[Opening GIVEN RECORDS section]

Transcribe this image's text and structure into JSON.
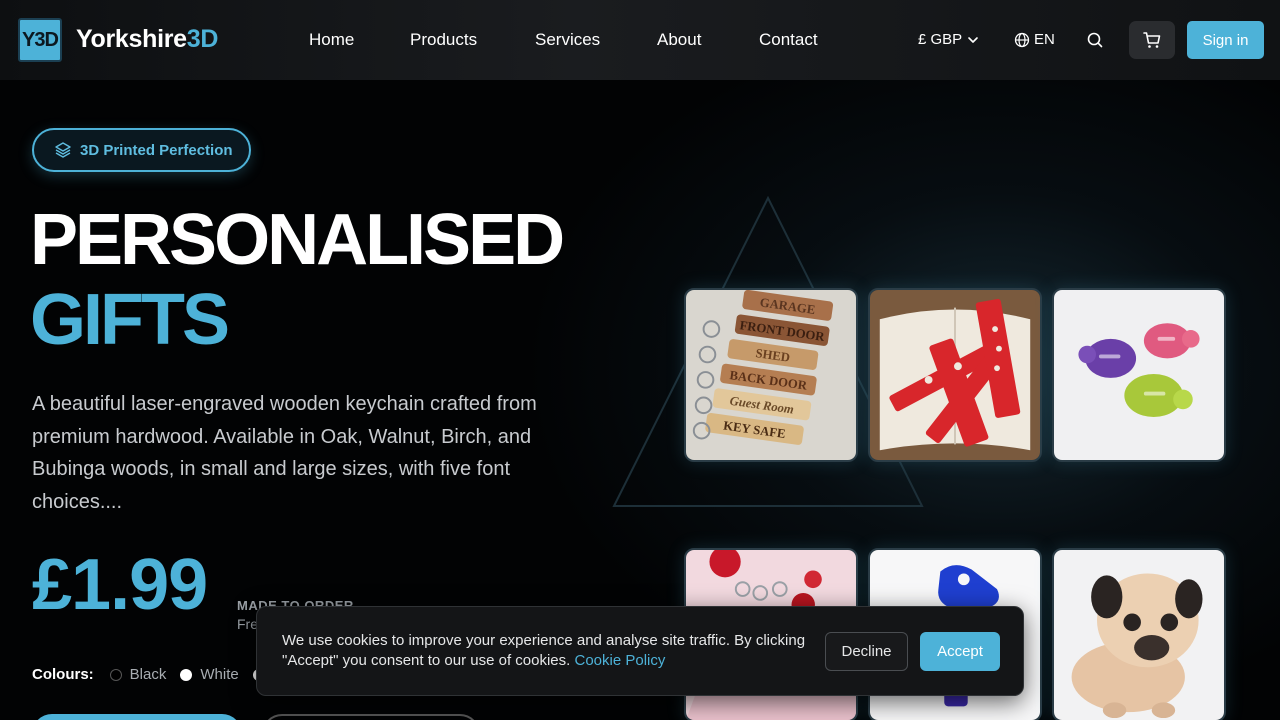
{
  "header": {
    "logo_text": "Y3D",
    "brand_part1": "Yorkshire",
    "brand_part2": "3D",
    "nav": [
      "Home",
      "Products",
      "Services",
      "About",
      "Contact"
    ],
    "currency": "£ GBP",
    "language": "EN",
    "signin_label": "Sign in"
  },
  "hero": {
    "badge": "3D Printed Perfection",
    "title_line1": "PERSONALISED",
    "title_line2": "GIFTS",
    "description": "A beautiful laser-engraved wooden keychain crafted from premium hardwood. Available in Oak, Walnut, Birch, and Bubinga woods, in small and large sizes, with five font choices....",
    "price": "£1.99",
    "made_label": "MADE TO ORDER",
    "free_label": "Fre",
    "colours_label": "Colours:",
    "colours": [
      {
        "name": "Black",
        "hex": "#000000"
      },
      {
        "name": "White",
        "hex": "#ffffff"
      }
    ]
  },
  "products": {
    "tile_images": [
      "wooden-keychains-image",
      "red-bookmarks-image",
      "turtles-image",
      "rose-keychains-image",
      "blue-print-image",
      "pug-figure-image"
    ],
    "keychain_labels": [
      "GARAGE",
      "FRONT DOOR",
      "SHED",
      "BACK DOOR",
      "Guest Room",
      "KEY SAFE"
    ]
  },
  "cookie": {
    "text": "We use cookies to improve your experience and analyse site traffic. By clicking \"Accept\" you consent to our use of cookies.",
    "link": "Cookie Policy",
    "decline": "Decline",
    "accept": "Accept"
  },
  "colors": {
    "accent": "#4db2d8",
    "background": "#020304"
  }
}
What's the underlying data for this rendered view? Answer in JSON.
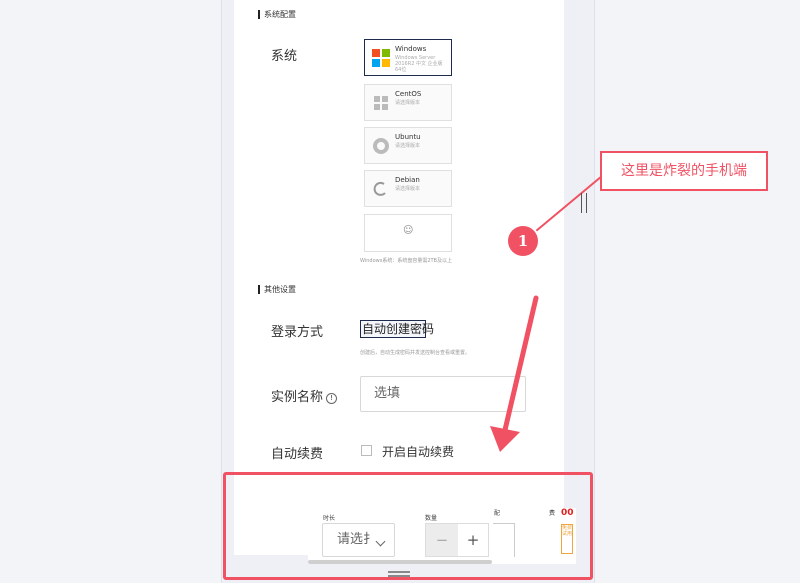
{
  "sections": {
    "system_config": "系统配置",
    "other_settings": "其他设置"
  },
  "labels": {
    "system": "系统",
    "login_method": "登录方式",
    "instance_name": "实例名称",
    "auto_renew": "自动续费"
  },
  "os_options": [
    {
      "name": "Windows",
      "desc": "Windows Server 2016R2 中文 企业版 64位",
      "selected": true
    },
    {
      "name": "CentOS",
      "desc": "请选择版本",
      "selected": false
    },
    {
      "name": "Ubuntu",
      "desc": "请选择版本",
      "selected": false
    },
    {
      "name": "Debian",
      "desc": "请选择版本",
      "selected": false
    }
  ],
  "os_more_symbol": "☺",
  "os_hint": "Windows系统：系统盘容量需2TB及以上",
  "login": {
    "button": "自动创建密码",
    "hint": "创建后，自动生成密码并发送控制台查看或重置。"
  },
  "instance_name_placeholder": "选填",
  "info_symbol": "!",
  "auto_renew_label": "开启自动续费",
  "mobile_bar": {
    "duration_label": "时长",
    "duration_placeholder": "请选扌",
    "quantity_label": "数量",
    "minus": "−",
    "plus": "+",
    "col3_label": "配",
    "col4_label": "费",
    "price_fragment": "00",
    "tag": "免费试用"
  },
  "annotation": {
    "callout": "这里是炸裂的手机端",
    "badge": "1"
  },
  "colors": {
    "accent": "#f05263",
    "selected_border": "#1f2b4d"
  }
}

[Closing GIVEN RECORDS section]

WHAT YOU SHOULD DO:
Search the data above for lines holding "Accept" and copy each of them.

EXPECTED ANSWER:
    "text": "We use cookies to improve your experience and analyse site traffic. By clicking \"Accept\" you consent to our use of cookies.",
    "accept": "Accept"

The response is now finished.